Being in Conflict (part two)
There may be no more essential skill than successfully handling yourself in conflict. Many a career has been ruined when executives mishandled themselves when mired in an important disagreement.
As a coach, I’m frequently invited to help pastors when they’re in conflict. One of the most important techniques is to invite my clients to go for altitude.
When you’re embroiled in a conflict, it’s natural to get tunnel vision. All you can see is your adversary, their claims, and your defenses. And, because you’re human, you’re probably focused on your defenses most of all… or the fastest way out of the room!
What you don’t see is what’s going on between you, inside each of you, and often what’s driving both of you.
Imagine the two of you, standing toe-to-toe, in boxer’s stance, locked in conflict. Just a few feet away is a staircase, leading to a balcony. From the balcony, there is much you can see that you just can’t see down on the floor…
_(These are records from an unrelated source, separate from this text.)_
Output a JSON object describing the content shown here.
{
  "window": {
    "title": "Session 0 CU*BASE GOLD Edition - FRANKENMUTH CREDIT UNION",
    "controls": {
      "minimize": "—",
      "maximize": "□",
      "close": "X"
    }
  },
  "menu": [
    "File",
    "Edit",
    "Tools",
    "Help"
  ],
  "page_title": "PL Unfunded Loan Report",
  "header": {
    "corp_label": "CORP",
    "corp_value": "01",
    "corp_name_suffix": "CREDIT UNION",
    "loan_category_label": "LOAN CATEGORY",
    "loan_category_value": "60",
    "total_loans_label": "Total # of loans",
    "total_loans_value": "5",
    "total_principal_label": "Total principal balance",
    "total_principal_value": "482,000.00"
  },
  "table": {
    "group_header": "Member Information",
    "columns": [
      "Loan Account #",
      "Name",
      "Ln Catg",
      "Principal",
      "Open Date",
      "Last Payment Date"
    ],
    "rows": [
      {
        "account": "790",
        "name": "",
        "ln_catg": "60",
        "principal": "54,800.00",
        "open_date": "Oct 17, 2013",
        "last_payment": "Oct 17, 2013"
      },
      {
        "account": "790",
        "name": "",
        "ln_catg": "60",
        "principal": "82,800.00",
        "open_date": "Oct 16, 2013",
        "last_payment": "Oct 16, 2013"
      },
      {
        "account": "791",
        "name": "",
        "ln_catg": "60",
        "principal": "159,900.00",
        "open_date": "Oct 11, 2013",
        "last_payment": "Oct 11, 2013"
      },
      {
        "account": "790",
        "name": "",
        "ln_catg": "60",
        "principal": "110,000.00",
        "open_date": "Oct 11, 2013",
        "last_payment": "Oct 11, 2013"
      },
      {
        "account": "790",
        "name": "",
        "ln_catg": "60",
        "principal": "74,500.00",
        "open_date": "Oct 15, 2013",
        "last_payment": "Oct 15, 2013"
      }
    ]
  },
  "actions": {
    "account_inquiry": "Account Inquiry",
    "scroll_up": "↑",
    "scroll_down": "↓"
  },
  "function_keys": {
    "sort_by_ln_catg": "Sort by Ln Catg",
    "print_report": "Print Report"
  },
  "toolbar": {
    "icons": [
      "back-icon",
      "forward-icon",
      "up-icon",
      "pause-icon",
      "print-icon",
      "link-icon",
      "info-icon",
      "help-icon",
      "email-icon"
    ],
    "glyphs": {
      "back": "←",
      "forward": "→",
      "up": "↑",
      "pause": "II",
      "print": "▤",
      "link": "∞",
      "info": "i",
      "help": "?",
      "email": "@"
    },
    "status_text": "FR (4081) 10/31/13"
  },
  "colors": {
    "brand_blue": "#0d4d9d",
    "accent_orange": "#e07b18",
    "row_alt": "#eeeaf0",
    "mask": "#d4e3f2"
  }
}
The beauty of the balcony is that almost immediately you’re able to access resources (perspective, objectivity, even clarity) that’s elusive down on the floor. Up there, you’re a safe distance away from your adversary. He’s not bounded up the steps after you, in a bloodthirsty rage.
Cooly and dispassionately, from up there you can observe yourself and the other person. You can replay the videotape in your memory of the last interaction, or of several of them. Eventually you’ll even be able to identify the missteps that landed you in this mess.
From up there, what can you see that could be motivating your adversary? When you separate their tone, and method, and manner, what did she actually say? What can you agree with? What can you discover that could be behind her words?
From up there, what do you notice that you may have done, or left undone, to contribute to the breakdown? Now, I didn’t say you caused the breakdown. Yet, you have a contribution. From up there, what can you see?
From up there, what do you notice about how you’ve responded to the accusation so far? What do you notice about your mood, tone of voice, posture-of-heart? How well would you say you handled yourself? What might your response have communicated, that you did not intend?
Give yourself permission to actually do this. Stop defending yourself, pleading your innocence, or attacking the other person long enough to get up to the balcony… pause, and look. Be curious about what you’ve overlooked so far. Allow the balcony to resource you.
This isn’t just theory. I use the balcony when coaching myself. I encourage you to do the same.
Let me know how it goes!